The exhibition organizers and writers wisely examined the two Margarets through a variety of lenses: dynastic politics, gendered activities, devotional practices, and artistic and cultural impact. The catalogue essays effectively illuminate these issues plus other related ones, such as the culture of gift giving, the collecting results of the Spanish conquest of the New World, and the contrasting temperaments of the two women as bibliophiles. What was missing, not from the catalogue but curiously from the exhibition, was a greater sense of place, of the physical presence of Mechelen in all this. The exhibition did not, for example, utilize large photomurals of the two residences, the Court of Cambrai and the Court of Savoy, to establish settings, or include Margaret’s inventories as a guide to her placement of key works. The only nod in this direction was several nineteenth-century watercolors of her palace and an eighteenth-century floor plan (cat. 28-29).

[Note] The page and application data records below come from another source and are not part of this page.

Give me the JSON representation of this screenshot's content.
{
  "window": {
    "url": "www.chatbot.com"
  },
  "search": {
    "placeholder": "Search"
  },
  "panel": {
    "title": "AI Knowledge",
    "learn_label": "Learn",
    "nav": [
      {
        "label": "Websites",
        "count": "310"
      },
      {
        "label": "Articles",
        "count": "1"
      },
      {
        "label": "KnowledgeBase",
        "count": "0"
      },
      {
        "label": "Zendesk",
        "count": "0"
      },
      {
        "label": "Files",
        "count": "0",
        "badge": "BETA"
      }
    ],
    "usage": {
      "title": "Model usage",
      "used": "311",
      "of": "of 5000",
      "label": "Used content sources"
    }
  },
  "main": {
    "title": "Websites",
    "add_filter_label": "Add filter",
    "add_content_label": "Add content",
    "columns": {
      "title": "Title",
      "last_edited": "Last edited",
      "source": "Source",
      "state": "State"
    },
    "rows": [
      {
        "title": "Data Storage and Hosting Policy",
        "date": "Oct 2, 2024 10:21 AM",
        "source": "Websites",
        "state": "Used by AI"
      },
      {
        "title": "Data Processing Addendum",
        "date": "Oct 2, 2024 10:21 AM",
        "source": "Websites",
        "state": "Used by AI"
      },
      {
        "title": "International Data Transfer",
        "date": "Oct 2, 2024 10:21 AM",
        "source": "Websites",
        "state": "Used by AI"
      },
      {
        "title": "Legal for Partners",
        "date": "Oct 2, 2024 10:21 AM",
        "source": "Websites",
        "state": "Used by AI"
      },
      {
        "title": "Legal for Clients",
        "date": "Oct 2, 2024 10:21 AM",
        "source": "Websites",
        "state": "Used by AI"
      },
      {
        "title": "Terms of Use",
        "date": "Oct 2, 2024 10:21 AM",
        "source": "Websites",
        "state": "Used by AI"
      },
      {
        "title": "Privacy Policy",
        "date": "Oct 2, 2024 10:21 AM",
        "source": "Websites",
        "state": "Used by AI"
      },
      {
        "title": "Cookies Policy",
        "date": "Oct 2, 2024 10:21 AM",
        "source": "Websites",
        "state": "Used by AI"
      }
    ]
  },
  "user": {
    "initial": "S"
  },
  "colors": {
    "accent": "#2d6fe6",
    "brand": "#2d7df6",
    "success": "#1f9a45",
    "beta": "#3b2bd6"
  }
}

At the Lamot, a handsome conference and cultural center in the heart of the old town, refashioned out of a former brewery, one entered the exhibit from the main lobby by ascending a narrow, enclosed stairwell, to emerge on an upper floor into the near-total darkness of the exhibition. Its space was lit only by dramatic spotlighting and by the illumination of display cases. Partitions dividing the space were often canted, and traffic pathways irregularly composed. The whole experience, of starting at one point and following a winding, narrow passageway into a dark, uncertain reality, resembled nothing so much as a kind of postmodern labyrinth. Hadid’s design drew attention to its own intentionality, of a deliberately novel space and its theatrical presentations, at the expense of normal traffic flow and the visibility of objects. The intense spotlighting on Meit’s marble Madonna and Child(cat. 122), for example, cast deep, black shadows that obliterated parts of the surface and distorted the sculpture’s volumes, while the bright lights on Van Orley’s Gethsemane tapestry (cat. 105) caused the gold and silver threads to visually “pop,” an experience utterly alien to the candlelight and daylight viewings of Margaret’s day.
Even these contemporary excesses, however, could not diminish the substantial achievements of the exhibit. The organizers and authors, most of all, Dagmar Eichberger, are to be congratulated on an exhibition that illuminated the two Margarets from so many useful perspectives; that brought together such a varied, representative, and beautiful grouping of works; and that resulted in a catalogue as exemplary in its scholarship and production values as this one is.